On Marquette Avenue in Minneapolis, when the food trucks line up, people show up. And with food trucks offering innovative, flavorful lunch options, it’s not hard to see why. Take AZ Canteen, which serves up andouille, oyster and crab gumbo and crispy pork belly topped with a fried egg — delicious dishes you won’t find anywhere in the skyway. From roasted pork tacos to traditional British pasties to buttery lobster rolls, Minneapolis food trucks are satisfying hungry customers by serving up some of the tastiest lunches in the Twin Cities. So why do some people want to regulate them out of existence?

Several skyway restaurant owners and building owners have asked city leaders to crack down on Minneapolis’ burgeoning food-truck scene. They want the government to limit the number of food trucks on a given block to two or three because they believe the trucks are having a disproportionate competitive impact on nearby skyway restaurants.

Of course, adopting that suggestion would mean pushing the trucks further away from the hungry downtown workers who tire of having to return to the same skyway lunches again and again.

The skyway restaurant and building owners make a number of arguments in favor of increased regulation of food trucks. One is that food trucks don’t pay property taxes and therefore have an unfair competitive advantage. Besides not being correct (because Minneapolis food trucks are required to lease space from a commercially licensed commissary, which itself pays property taxes), the argument is disingenuous.

Sure, restaurants pay property taxes, but that’s because they own or lease property — property that gives them a host of advantages over trucks. Having a fixed place of business allows restaurants to have things like wait staff, tables and chairs, and an expanded menu. They also have a monopoly on their fixed locations. They don’t have to run around every day finding a spot from which to provide their services.

Another argument skyway restaurants and building owners have advanced is that food trucks are unfairly diluting nearby restaurants’ sales ­­— that a more “balanced” approach should be taken that doesn’t take away from these restaurants’ ability to do business.
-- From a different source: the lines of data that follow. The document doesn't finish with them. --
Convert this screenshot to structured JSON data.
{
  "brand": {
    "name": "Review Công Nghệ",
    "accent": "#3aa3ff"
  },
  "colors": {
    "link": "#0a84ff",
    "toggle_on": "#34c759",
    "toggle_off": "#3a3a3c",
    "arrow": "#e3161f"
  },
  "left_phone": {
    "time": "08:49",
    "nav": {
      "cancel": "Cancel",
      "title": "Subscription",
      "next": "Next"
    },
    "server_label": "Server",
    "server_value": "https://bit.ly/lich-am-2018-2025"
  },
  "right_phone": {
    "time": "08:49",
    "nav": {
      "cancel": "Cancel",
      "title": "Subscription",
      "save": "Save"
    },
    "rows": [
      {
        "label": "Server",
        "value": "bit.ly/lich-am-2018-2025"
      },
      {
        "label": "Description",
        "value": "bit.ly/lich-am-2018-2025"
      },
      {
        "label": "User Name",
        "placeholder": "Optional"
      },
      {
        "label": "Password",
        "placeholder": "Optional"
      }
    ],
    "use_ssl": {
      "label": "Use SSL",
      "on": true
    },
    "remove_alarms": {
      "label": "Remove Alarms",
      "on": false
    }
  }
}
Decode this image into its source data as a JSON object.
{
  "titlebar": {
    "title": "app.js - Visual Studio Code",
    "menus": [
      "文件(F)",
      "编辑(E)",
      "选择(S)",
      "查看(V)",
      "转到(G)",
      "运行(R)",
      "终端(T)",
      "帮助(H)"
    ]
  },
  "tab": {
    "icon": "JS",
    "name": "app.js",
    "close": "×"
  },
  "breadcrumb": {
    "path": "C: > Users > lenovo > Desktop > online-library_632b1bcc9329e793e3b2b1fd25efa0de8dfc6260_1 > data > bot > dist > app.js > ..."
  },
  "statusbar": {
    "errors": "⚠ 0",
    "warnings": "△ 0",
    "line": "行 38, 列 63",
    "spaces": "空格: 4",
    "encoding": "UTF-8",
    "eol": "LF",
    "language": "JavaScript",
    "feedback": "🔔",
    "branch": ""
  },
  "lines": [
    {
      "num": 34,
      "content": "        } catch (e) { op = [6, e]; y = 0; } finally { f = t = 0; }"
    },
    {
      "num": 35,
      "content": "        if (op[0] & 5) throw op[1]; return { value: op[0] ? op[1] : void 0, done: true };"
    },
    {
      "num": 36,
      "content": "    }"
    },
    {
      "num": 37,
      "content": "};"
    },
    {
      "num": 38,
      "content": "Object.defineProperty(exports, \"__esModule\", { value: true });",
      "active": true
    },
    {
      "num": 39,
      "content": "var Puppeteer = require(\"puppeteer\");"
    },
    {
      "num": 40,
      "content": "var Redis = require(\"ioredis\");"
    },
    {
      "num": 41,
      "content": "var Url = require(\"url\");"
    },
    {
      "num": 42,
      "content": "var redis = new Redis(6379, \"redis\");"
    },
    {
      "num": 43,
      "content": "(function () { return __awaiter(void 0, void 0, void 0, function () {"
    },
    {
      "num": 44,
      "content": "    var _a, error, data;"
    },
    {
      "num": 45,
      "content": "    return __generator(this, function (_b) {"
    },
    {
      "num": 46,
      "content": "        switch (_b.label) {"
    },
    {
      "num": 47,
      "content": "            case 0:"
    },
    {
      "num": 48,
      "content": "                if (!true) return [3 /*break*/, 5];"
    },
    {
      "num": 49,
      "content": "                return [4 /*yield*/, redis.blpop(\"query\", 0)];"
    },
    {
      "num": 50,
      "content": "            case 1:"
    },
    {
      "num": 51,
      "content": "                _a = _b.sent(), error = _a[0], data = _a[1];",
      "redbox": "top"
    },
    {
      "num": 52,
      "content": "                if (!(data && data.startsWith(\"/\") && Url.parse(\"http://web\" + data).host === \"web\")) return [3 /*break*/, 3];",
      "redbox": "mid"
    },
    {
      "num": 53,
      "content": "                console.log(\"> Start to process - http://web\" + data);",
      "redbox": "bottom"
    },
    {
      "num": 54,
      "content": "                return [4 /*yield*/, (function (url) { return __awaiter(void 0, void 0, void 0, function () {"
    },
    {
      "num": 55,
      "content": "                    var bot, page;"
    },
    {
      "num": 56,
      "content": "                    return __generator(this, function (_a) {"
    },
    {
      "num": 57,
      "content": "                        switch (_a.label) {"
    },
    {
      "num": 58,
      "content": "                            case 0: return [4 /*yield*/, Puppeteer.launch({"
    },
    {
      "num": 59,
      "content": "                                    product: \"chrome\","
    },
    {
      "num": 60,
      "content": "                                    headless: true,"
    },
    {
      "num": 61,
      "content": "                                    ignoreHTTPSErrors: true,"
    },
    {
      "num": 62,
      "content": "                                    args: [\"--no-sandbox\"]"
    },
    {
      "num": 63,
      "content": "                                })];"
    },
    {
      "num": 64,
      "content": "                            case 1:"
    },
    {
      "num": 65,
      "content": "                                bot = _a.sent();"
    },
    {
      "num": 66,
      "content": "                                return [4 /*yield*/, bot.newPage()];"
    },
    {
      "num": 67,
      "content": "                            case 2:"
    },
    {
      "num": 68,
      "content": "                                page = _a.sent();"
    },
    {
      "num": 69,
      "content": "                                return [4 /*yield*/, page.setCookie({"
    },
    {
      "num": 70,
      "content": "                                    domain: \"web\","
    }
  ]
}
They’ve even gone so far as to suggest that the city should charge a commission in the form of a percentage of sales to help fund downtown expenses.
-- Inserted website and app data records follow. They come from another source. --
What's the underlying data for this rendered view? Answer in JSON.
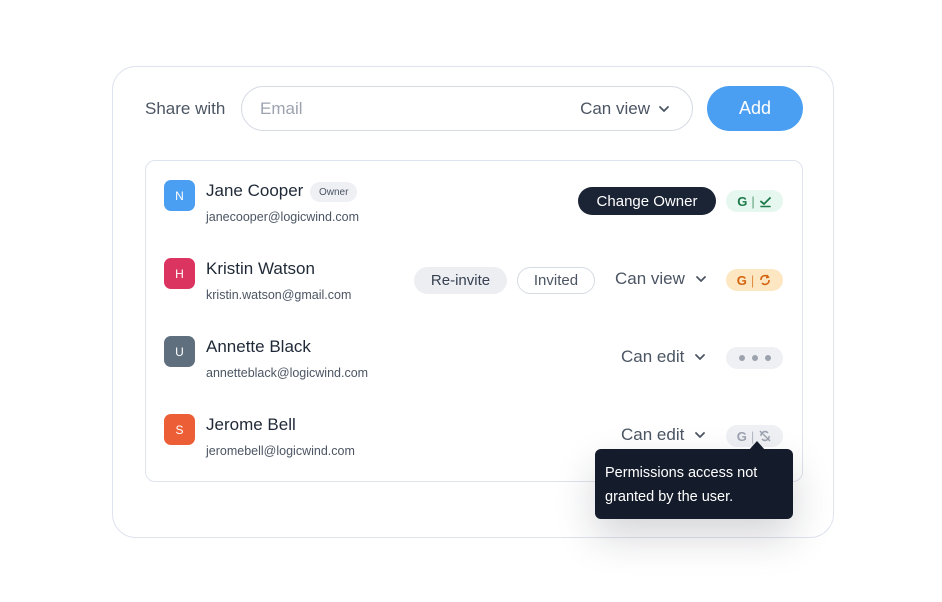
{
  "share": {
    "label": "Share with",
    "email_placeholder": "Email",
    "email_value": "",
    "permission": "Can view",
    "add_label": "Add"
  },
  "users": [
    {
      "initial": "N",
      "name": "Jane Cooper",
      "email": "janecooper@logicwind.com",
      "badge": "Owner",
      "action": "Change Owner",
      "avatar_color": "#4b9ff2",
      "status": "connected"
    },
    {
      "initial": "H",
      "name": "Kristin Watson",
      "email": "kristin.watson@gmail.com",
      "reinvite": "Re-invite",
      "invited": "Invited",
      "permission": "Can view",
      "avatar_color": "#dc3461",
      "status": "pending"
    },
    {
      "initial": "U",
      "name": "Annette Black",
      "email": "annetteblack@logicwind.com",
      "permission": "Can edit",
      "avatar_color": "#5f6f7d",
      "status": "more"
    },
    {
      "initial": "S",
      "name": "Jerome Bell",
      "email": "jeromebell@logicwind.com",
      "permission": "Can edit",
      "avatar_color": "#ec5e36",
      "status": "not-granted"
    }
  ],
  "status_letter": "G",
  "tooltip": {
    "line1": "Permissions access not",
    "line2": "granted by the user."
  },
  "colors": {
    "accent": "#4b9ff2",
    "dark": "#1b2435",
    "green_bg": "#e5f7ee",
    "orange_bg": "#fde7c2"
  }
}
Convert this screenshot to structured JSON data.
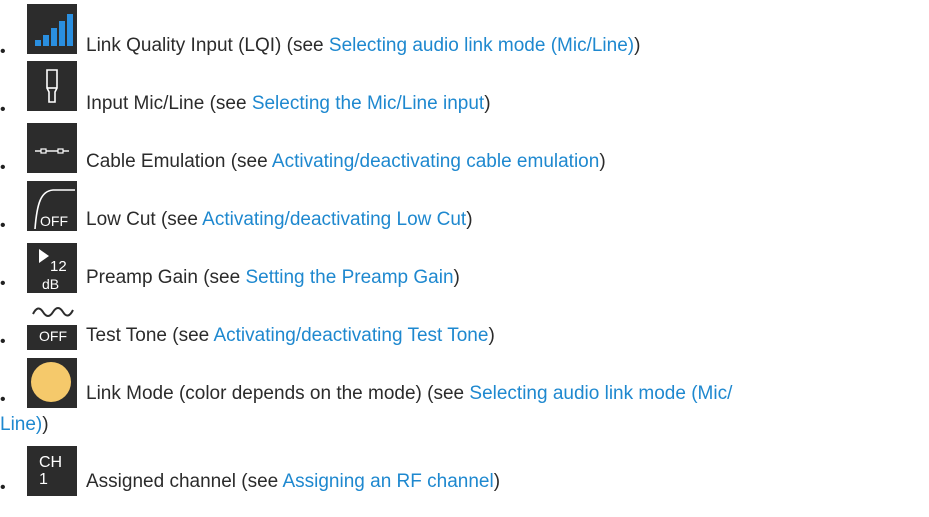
{
  "items": [
    {
      "text": "Link Quality Input (LQI) (see ",
      "link": "Selecting audio link mode (Mic/Line)",
      "close": ")"
    },
    {
      "text": "Input Mic/Line (see ",
      "link": "Selecting the Mic/Line input",
      "close": ")"
    },
    {
      "text": "Cable Emulation (see ",
      "link": "Activating/deactivating cable emulation",
      "close": ")"
    },
    {
      "text": "Low Cut (see ",
      "link": "Activating/deactivating Low Cut",
      "close": ")",
      "icon_label": "OFF"
    },
    {
      "text": "Preamp Gain (see ",
      "link": "Setting the Preamp Gain",
      "close": ")",
      "icon_value": "12",
      "icon_unit": "dB"
    },
    {
      "text": "Test Tone (see ",
      "link": "Activating/deactivating Test Tone",
      "close": ")",
      "icon_label": "OFF"
    },
    {
      "text": "Link Mode (color depends on the mode) (see ",
      "link_part1": "Selecting audio link mode (Mic/",
      "link_part2": "Line)",
      "close": ")",
      "mode_color": "#f5c96b"
    },
    {
      "text": "Assigned channel (see ",
      "link": "Assigning an RF channel",
      "close": ")",
      "icon_line1": "CH",
      "icon_line2": "1"
    }
  ],
  "colors": {
    "link": "#1e88cf",
    "icon_bg": "#2c2c2c",
    "lqi_bars": "#2a8fe0"
  },
  "icons": [
    "signal-bars-icon",
    "mic-line-input-icon",
    "cable-emulation-icon",
    "low-cut-icon",
    "preamp-gain-icon",
    "test-tone-icon",
    "link-mode-circle-icon",
    "channel-icon"
  ]
}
These are not reasonable suggestions. First, let’s not forget the biggest advantage restaurants have over food trucks here in Minnesota: indoor seating. Restaurants can serve customers year-round, whereas even the hardiest of Minnesotans would not want to brave the snow and freezing cold of winter to venture out onto Marquette Avenue for lunch, no matter how delicious the gumbo. If the skyway restaurants can’t compete with food trucks under these conditions, they have only themselves to blame.

More significantly, not only would the skyway restaurants’ and building owners’ proposed regulations make the city’s downtown lunch hour less exciting, they would violate the U.S. and Minnesota Constitutions. The government’s role in the regulation of food trucks (and restaurants) is to protect the health and safety of the community, not to manage competition by picking winners and losers in the marketplace. Should Netflix have been subject to regulation just because it was eating Blockbuster’s lunch?
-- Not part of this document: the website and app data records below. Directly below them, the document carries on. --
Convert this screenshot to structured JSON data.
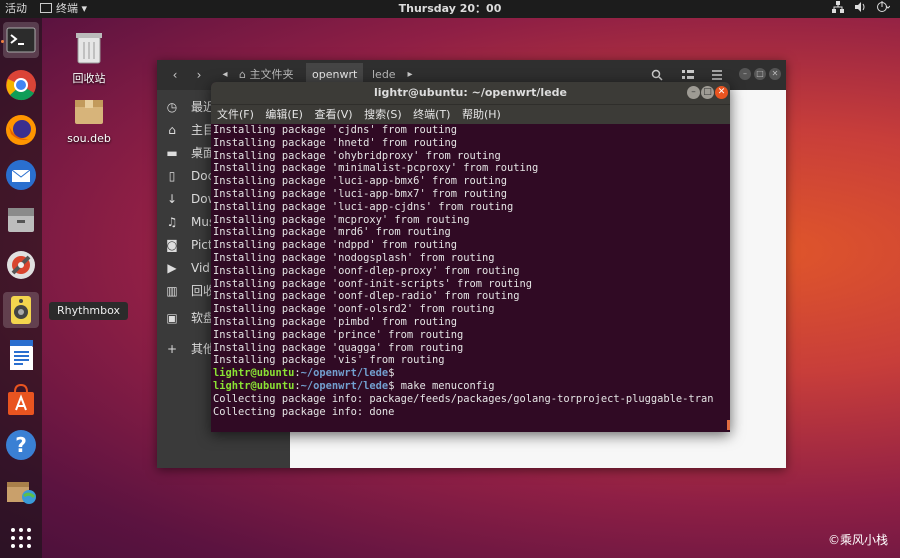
{
  "topbar": {
    "activities": "活动",
    "app_menu": "终端 ▾",
    "clock": "Thursday 20：00",
    "tray_icons": [
      "network-icon",
      "volume-icon",
      "power-icon"
    ]
  },
  "dock": {
    "items": [
      "terminal",
      "chrome",
      "firefox",
      "thunderbird",
      "files",
      "settings",
      "rhythmbox",
      "libreoffice-writer",
      "software-center",
      "help",
      "archive-manager",
      "show-apps"
    ],
    "tooltip": "Rhythmbox"
  },
  "desktop": {
    "icons": [
      {
        "label": "回收站",
        "icon": "trash-icon"
      },
      {
        "label": "sou.deb",
        "icon": "package-icon"
      }
    ]
  },
  "files_window": {
    "tabs": [
      "主文件夹",
      "openwrt",
      "lede"
    ],
    "sidebar": [
      "最近",
      "主目",
      "桌面",
      "Doc",
      "Dow",
      "Mus",
      "Pict",
      "Vid",
      "回收",
      "软盘",
      "其他"
    ]
  },
  "terminal": {
    "title": "lightr@ubuntu: ~/openwrt/lede",
    "menu": [
      "文件(F)",
      "编辑(E)",
      "查看(V)",
      "搜索(S)",
      "终端(T)",
      "帮助(H)"
    ],
    "lines": [
      "Installing package 'cjdns' from routing",
      "Installing package 'hnetd' from routing",
      "Installing package 'ohybridproxy' from routing",
      "Installing package 'minimalist-pcproxy' from routing",
      "Installing package 'luci-app-bmx6' from routing",
      "Installing package 'luci-app-bmx7' from routing",
      "Installing package 'luci-app-cjdns' from routing",
      "Installing package 'mcproxy' from routing",
      "Installing package 'mrd6' from routing",
      "Installing package 'ndppd' from routing",
      "Installing package 'nodogsplash' from routing",
      "Installing package 'oonf-dlep-proxy' from routing",
      "Installing package 'oonf-init-scripts' from routing",
      "Installing package 'oonf-dlep-radio' from routing",
      "Installing package 'oonf-olsrd2' from routing",
      "Installing package 'pimbd' from routing",
      "Installing package 'prince' from routing",
      "Installing package 'quagga' from routing",
      "Installing package 'vis' from routing"
    ],
    "prompt_user": "lightr@ubuntu",
    "prompt_sep": ":",
    "prompt_path": "~/openwrt/lede",
    "prompt_end": "$",
    "prompt1_cmd": "",
    "prompt2_cmd": " make menuconfig",
    "out1": "Collecting package info: package/feeds/packages/golang-torproject-pluggable-tran",
    "out2": "Collecting package info: done"
  },
  "watermark": "©乘风小栈",
  "colors": {
    "terminal_bg": "#300a24",
    "prompt_user": "#8ae234",
    "prompt_path": "#729fcf",
    "accent": "#e95420"
  }
}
Food trucks create jobs, contribute to the community, and encourage people to walk along the streets, get exercise and get outside.

Minneapolis leaders should keep their hands off our lunch, reject calls for anticompetitive regulations and let consumers decide where we want to buy our lunch.


John Levy is co-owner of AZ Canteen and the founder and president of the Minnesota Food Truck Association. Katelynn McBride is an attorney at the Institute for Justice, which litigates nationwide in support of individual rights.